It was a case of ‘a childhood revisited’ for Minister for Education, Micheal Martin when he took time out from his busy schedule to stop off at Ballindangan National School in November 1997. Returning to the place where he spent his holidays as a boy, the minister renewed links with his ‘country cousins, the Walshs, and spoke fondly of his carefree days on the farm of his Auntie Peg’. Recalling the ‘wonder of gathering eggs and feeding the pigs on his cousin’s farm’, the minister dispelled the notion that he was a ‘city slicker’ and made special mention ‘of the pleasant atmosphere that existed at the school’.
While the November 2018 edition of The Avondhu reported on news that farmers in the Kilworth locality experienced the theft of gates from their properties, an issue in November 1997 noted the ‘lucrative trade in stolen signposts’. With many of the old style, cast iron direction signs ending up in ‘Irish theme bars’ in Ireland and the UK, an increasing number were being reported seen in bars throughout the USA and even Russia. Costing county councils nationwide a considerable amount of money to replace, a garda spokesperson told The Avondhu ‘it’s the old black and white ones they go for, the ones with the distance in miles. They seem to have become very fashionable’.

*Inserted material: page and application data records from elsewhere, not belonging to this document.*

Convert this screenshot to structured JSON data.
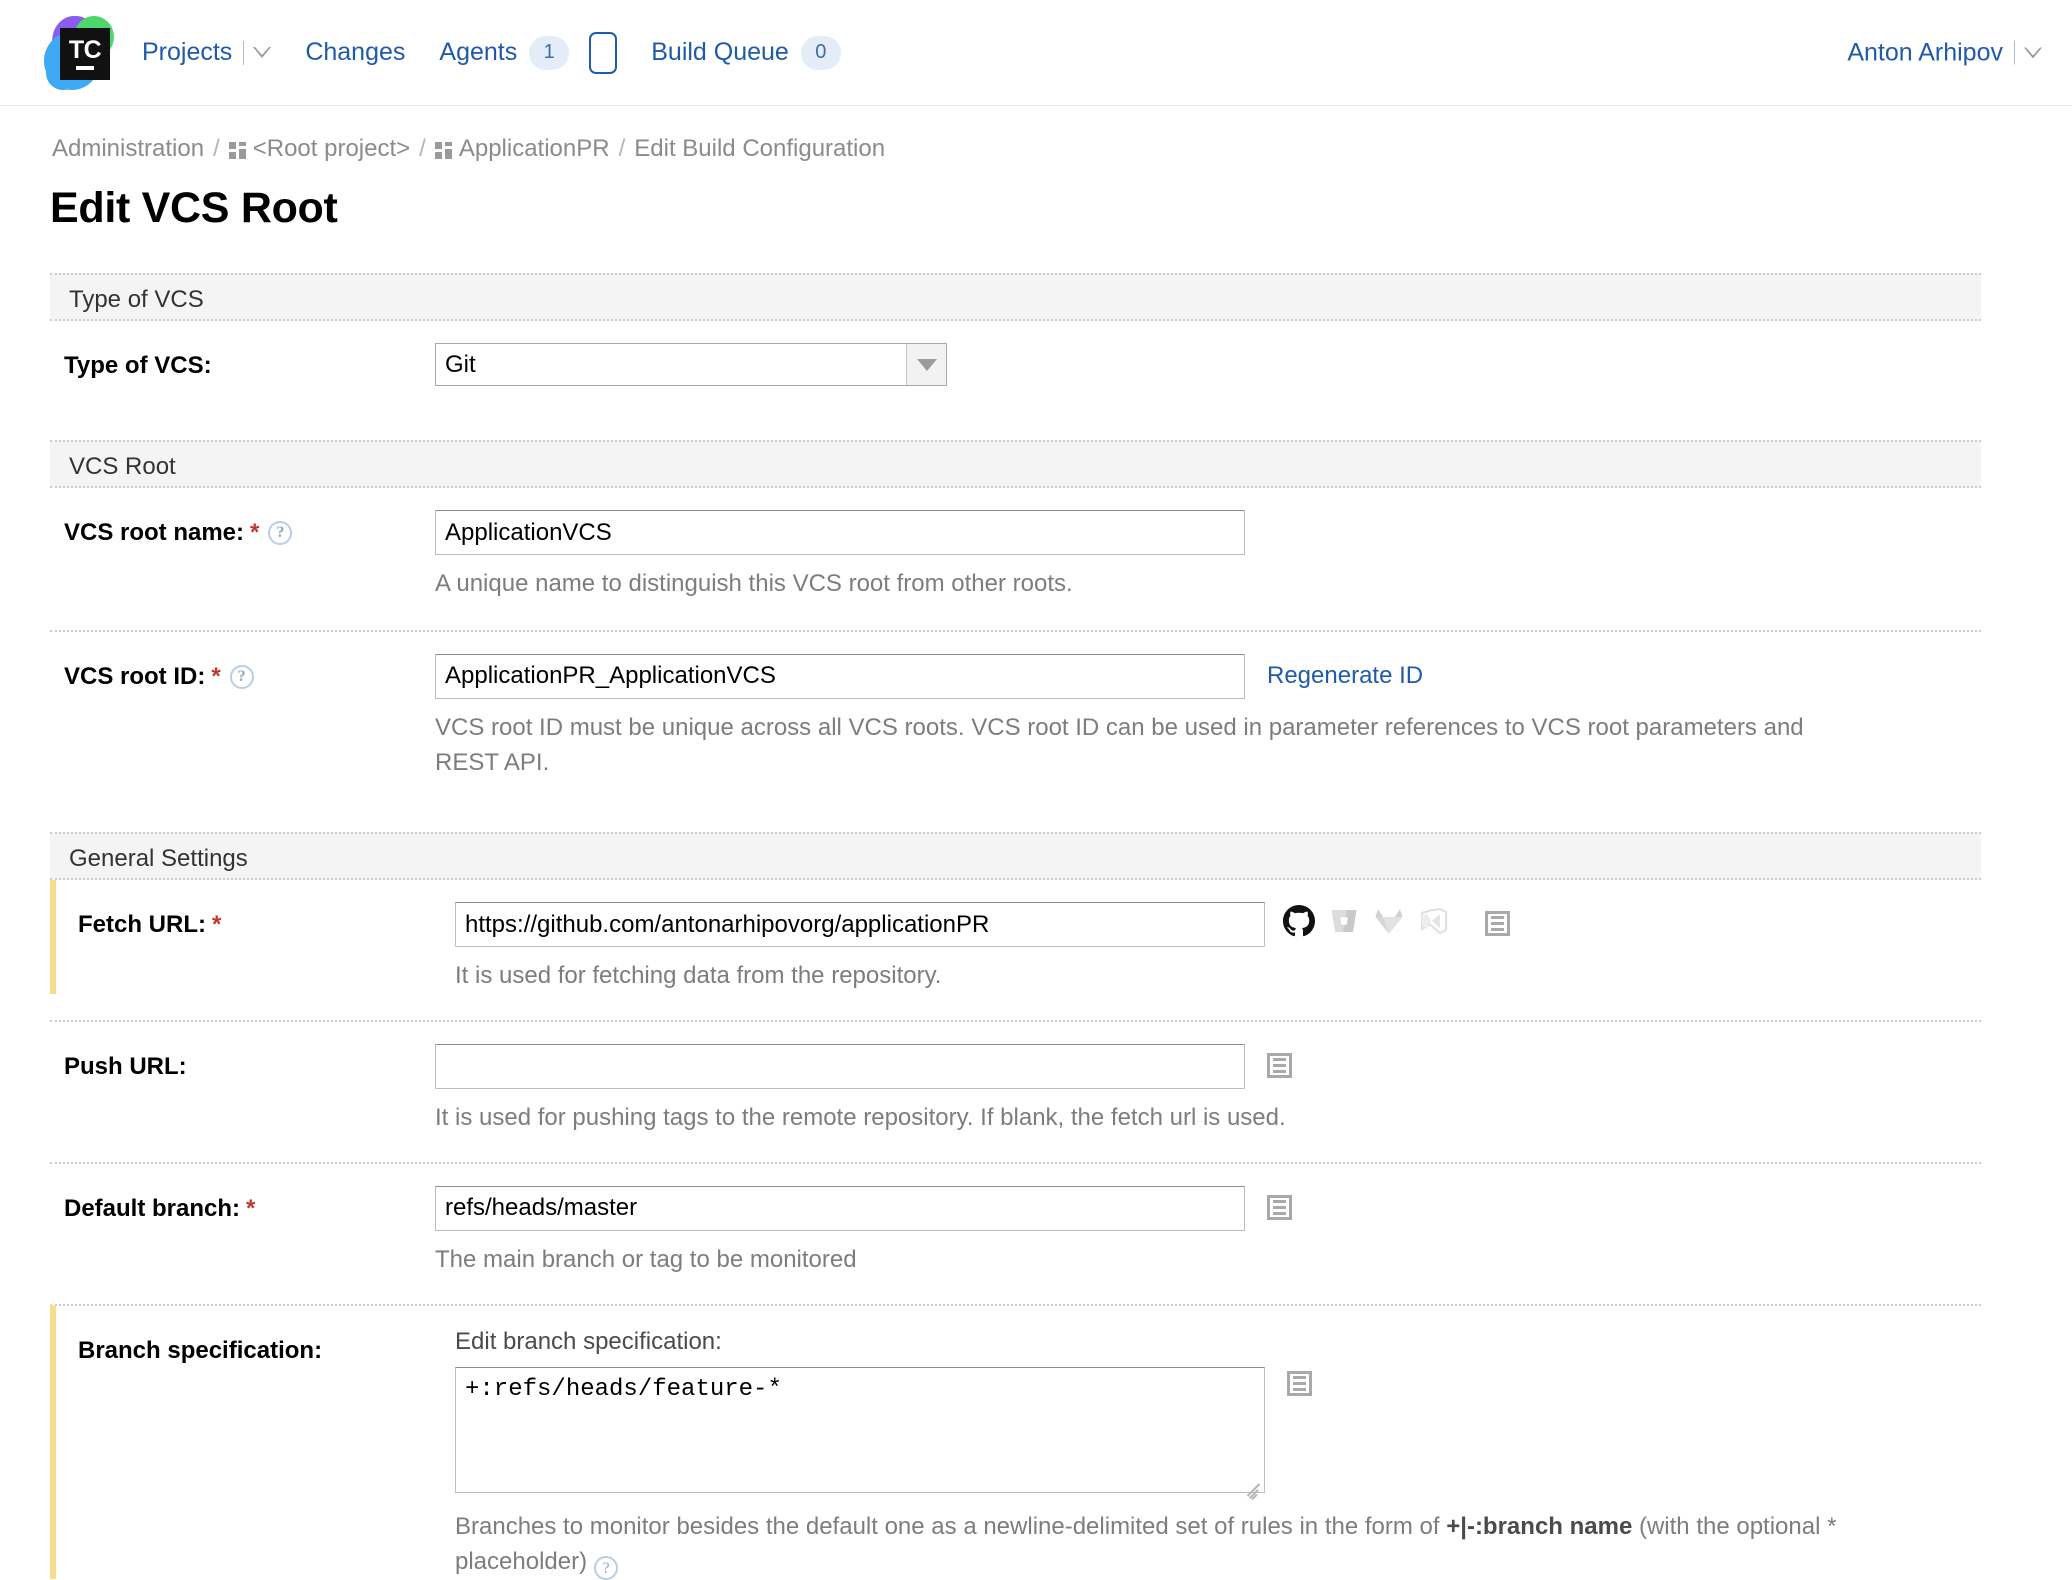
{
  "header": {
    "logo_text": "TC",
    "nav": [
      {
        "label": "Projects",
        "icon": "chevron-down-icon",
        "has_caret": true,
        "badge": null
      },
      {
        "label": "Changes",
        "icon": null,
        "has_caret": false,
        "badge": null
      },
      {
        "label": "Agents",
        "icon": null,
        "has_caret": false,
        "badge": "1"
      },
      {
        "label": "Build Queue",
        "icon": null,
        "has_caret": false,
        "badge": "0"
      }
    ],
    "user": "Anton Arhipov"
  },
  "breadcrumb": {
    "items": [
      {
        "label": "Administration",
        "icon": null
      },
      {
        "label": "<Root project>",
        "icon": "grid-icon"
      },
      {
        "label": "ApplicationPR",
        "icon": "grid-icon"
      },
      {
        "label": "Edit Build Configuration",
        "icon": null
      }
    ],
    "separator": "/"
  },
  "page": {
    "title": "Edit VCS Root"
  },
  "sections": {
    "type_of_vcs": {
      "header": "Type of VCS",
      "label": "Type of VCS:",
      "value": "Git",
      "options": [
        "Git"
      ]
    },
    "vcs_root": {
      "header": "VCS Root",
      "name": {
        "label": "VCS root name:",
        "required_mark": "*",
        "value": "ApplicationVCS",
        "hint": "A unique name to distinguish this VCS root from other roots."
      },
      "id": {
        "label": "VCS root ID:",
        "required_mark": "*",
        "value": "ApplicationPR_ApplicationVCS",
        "action_link": "Regenerate ID",
        "hint": "VCS root ID must be unique across all VCS roots. VCS root ID can be used in parameter references to VCS root parameters and REST API."
      }
    },
    "general_settings": {
      "header": "General Settings",
      "fetch_url": {
        "label": "Fetch URL:",
        "required_mark": "*",
        "value": "https://github.com/antonarhipovorg/applicationPR",
        "hint": "It is used for fetching data from the repository.",
        "vcs_provider_icons": [
          "github-icon",
          "bitbucket-icon",
          "gitlab-icon",
          "azure-devops-icon"
        ],
        "param_icon": "parameter-list-icon"
      },
      "push_url": {
        "label": "Push URL:",
        "required_mark": "",
        "value": "",
        "placeholder": "",
        "hint": "It is used for pushing tags to the remote repository. If blank, the fetch url is used.",
        "param_icon": "parameter-list-icon"
      },
      "default_branch": {
        "label": "Default branch:",
        "required_mark": "*",
        "value": "refs/heads/master",
        "hint": "The main branch or tag to be monitored",
        "param_icon": "parameter-list-icon"
      },
      "branch_specification": {
        "label": "Branch specification:",
        "sublabel": "Edit branch specification:",
        "value": "+:refs/heads/feature-*",
        "hint_before": "Branches to monitor besides the default one as a newline-delimited set of rules in the form of ",
        "hint_bold": "+|-:branch name",
        "hint_after": " (with the optional * placeholder)",
        "param_icon": "parameter-list-icon"
      }
    }
  },
  "colors": {
    "link": "#1f5ba8",
    "required": "#c0392b",
    "modified_marker": "#f7dc8c",
    "section_bg": "#f4f4f4",
    "hint_text": "#7d7d7d"
  }
}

‘We are sick of being fobbed off by Cork County Council, we need to know now when this bypass will come on stream’ – the frustration expressed by Jim Bermingham, chairman of Fermoy Traders Association in November 1997, following the announcement that priority was being given to the Watergrasshill bypass, ahead of the Fermoy project. A meeting of the Mallow Area Roads Committee heard that the route for Watergrasshill had ‘already been identified and the design plan complete’, with the compulsory purchase order to be published and submitted to the Minister for the Environment by December 1997. There was, therefore, no intention to advance the Fermoy bypass ‘until after the Watergrasshill scheme had been formally approved’ and the funding timescale became ‘more definite’, something which did not meet with the approval of local councillors Aileen Pyne, Carey Joyce and Kevin O’Keeffe. Cllr Joyce voiced his concern over the funding for the Fermoy project which, he stated, could ‘dry up’, as the EU were intent on cutting back on structural funds.

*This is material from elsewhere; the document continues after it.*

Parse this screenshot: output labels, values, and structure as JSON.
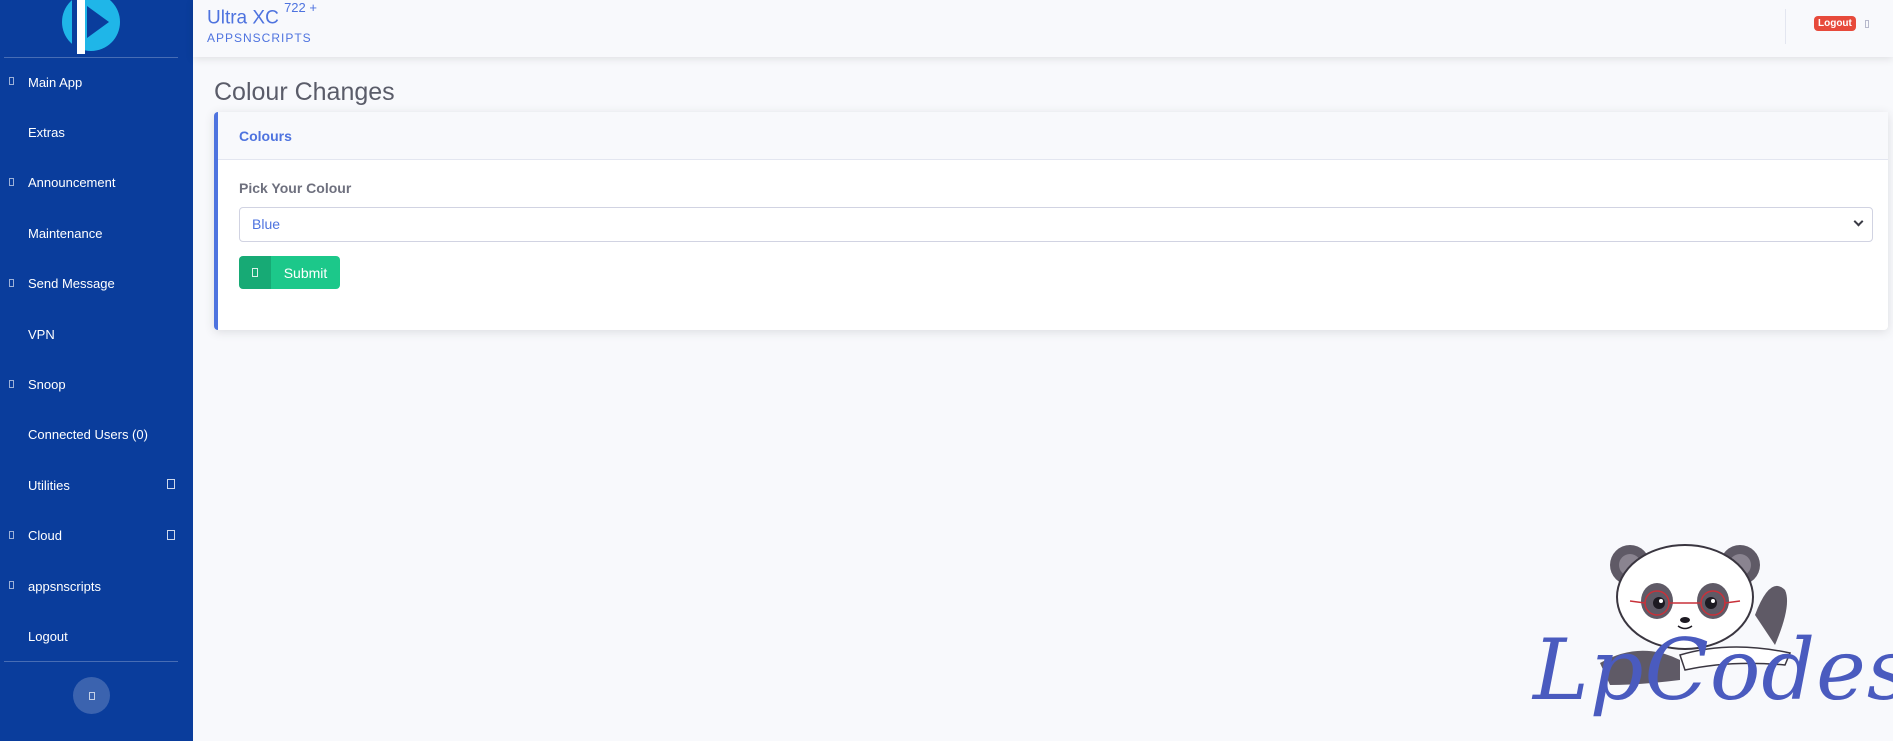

Apathy and confusion topped the poll in the 1997 presidential election and Cabinet Confidentiality referendum. With early morning reports predicting a very low turnout, one experienced polling clerk in the area informed The Avondhu that ‘in the evening, the trickle (of voters) turned into a dribble’. There seemed to be ‘genuine annoyance’ at the emphasis put on the opinion polls in the run up to the 1997 presidential election, with many declaring a winner even before a single vote was cast (sounds familiar!). Some voters were even surprised at being handed ‘another sheet of paper’, seemingly unaware or not understanding the proposed amendment to the constitution, on Cabinet Confidentiality, that was also being voted on. Of course, Mary McAleese was elected first citizen in 1997.

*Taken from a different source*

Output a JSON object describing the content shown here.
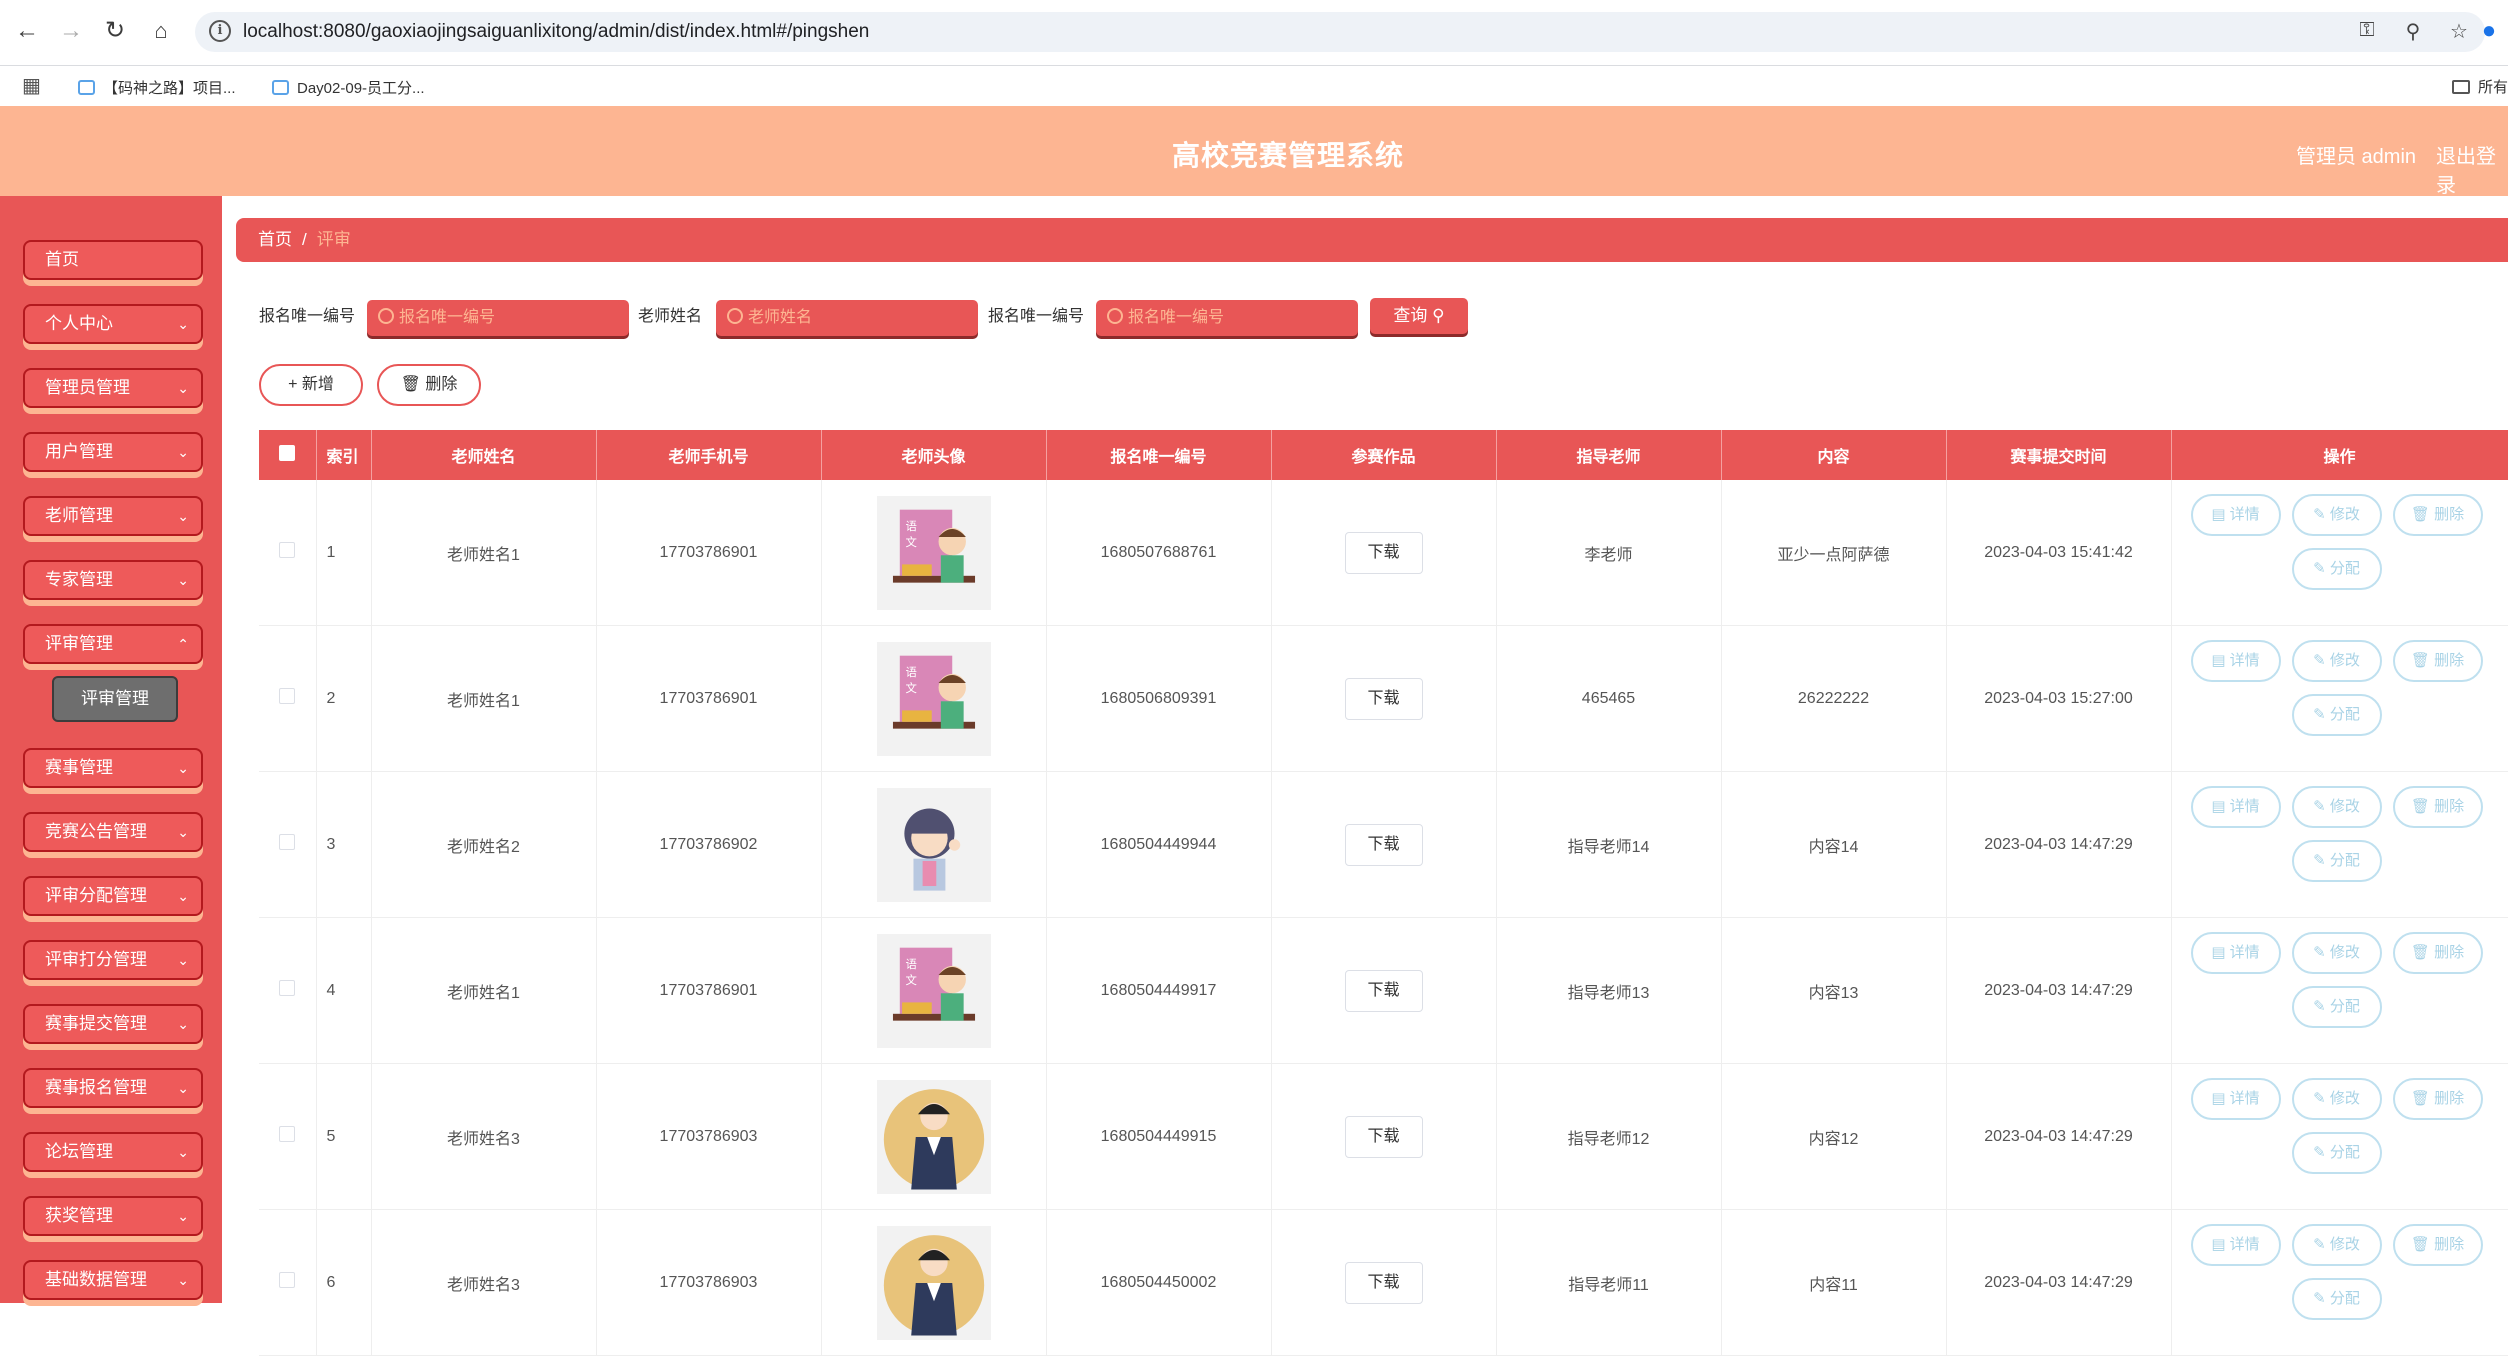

Following ‘a deal of controversy’ on the delay in upgrading Fermoy hospital, news in early November 1997 that the Government had made a commitment to provide £2.5 million for the building of the proposed 30-bed unit was warmly welcomed. Local Fianna Fail TD and Minister of State, Ned O’Keeffe, noted that he had initially made the announcement ‘over three years ago’ when last in government, however he blamed the Rainbow Coalition (FG, Labour and DL) for the lack of progress, who had ‘left the issue drag’.
Following a three game marathon with Knockainey, the U16 footballers from Galbally, captained by John Sheehan, annexed the South Limerick football title 1-5 to 0-5.
The junior footballers of Ballyduff bridged a 33 year gap at Fraher Field, Dungarvan in November 1997, capturing the divisional title for the first time since 1964. Defeating Kilrossanty by a 2 point margin following a closely contested final, the sides were level on six occasions, with Ballyduff trailing by a point at the interval, 0-6 to 0-5. However, a John Twomey goal from a penalty less than a minute after the restart proved the difference, as the men in red, led by captain Michael Molumphy, emerged victorious 1-8 to 0-9.
A comprehensive win for Kilworth junior B hurlers, who took the North Cork title, defeating neighbours Fermoy 1-11 to 1-4 in Ballygiblin. Will Hegarty top-scored with 0-6, Pat ‘Chopper’ Shanahan the goalscorer. Brian Sheedy captained the winning side.